According to the New York City Dept. of Buildings, a 6,500-lb steel beam broke or fell out of its rigging after construction worker Elizandro Ramos, 43, stepped onto it. The falling beam struck the cab of the crane operator, George Smith, 47, killing both men.
Investigators do not consider the day’s strong winds to have been a factor in the accident, according to Buildings Dept. commissioner Rick Chandler. High winds have been a focus of crane-safety initiatives in New York City. A crane collapse in Manhattan’s Tribeca neighborhood on Feb. 5, 2016 that killed a pedestrian was attributed to failure to secure the crane's boom during high winds.
The crane in the Queens incident belongs to Staten Island, N.Y.-based crane and rigging company Crane Express.
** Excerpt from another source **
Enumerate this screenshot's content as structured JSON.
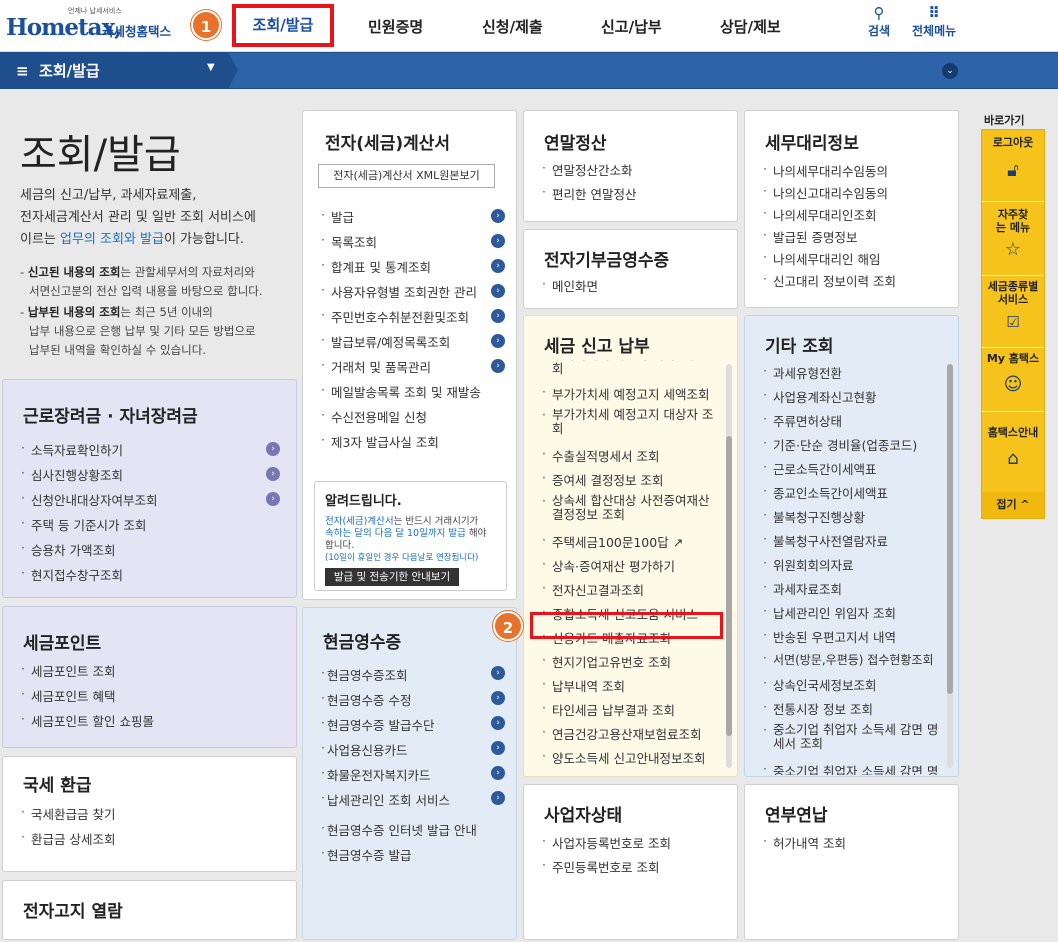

A representative of Crane Express declined to comment on the incident.
The construction site has been shut down as Building Department inspectors declared the owners had failed to provide adequate fall protection for workers.
Gary LaBarbera, president of the Building and Trades Council of Greater New York, said in a press release that the “incident was preventable and underscores yet again the need for a greater emphasis on construction safety and proper workforce training by the City and real estate industry.”
LaBarbera also criticized the non-union sector, which includes Crane Express. “In the last two years alone there have been 28 fatalities at construction sites in New York City with 85 percent of those incidents on non-union sites,” he said. “We can no longer tolerate the non-union sector putting profits ahead of the safety of workers, and this must end immediately.”
Crane safety has been a contentious topic in New York City in 2016. Mayor Bill de Blasio called for updating crane regulations in the city following the February fatality, and established the Crane Technical Working Group to provide recommendations. The group’s report was submitted in June, and included calls for increased use of data-logging systems on cranes to aid investigations, more training for operators, and limits on crane usage during wind speeds exceeding 30 mph.
The report prompted a lawsuit in October by a group of New York City contractor associations against the Buildings Dept., asserting that the wind-speed regulations do not take into account the load charts of different types of cranes.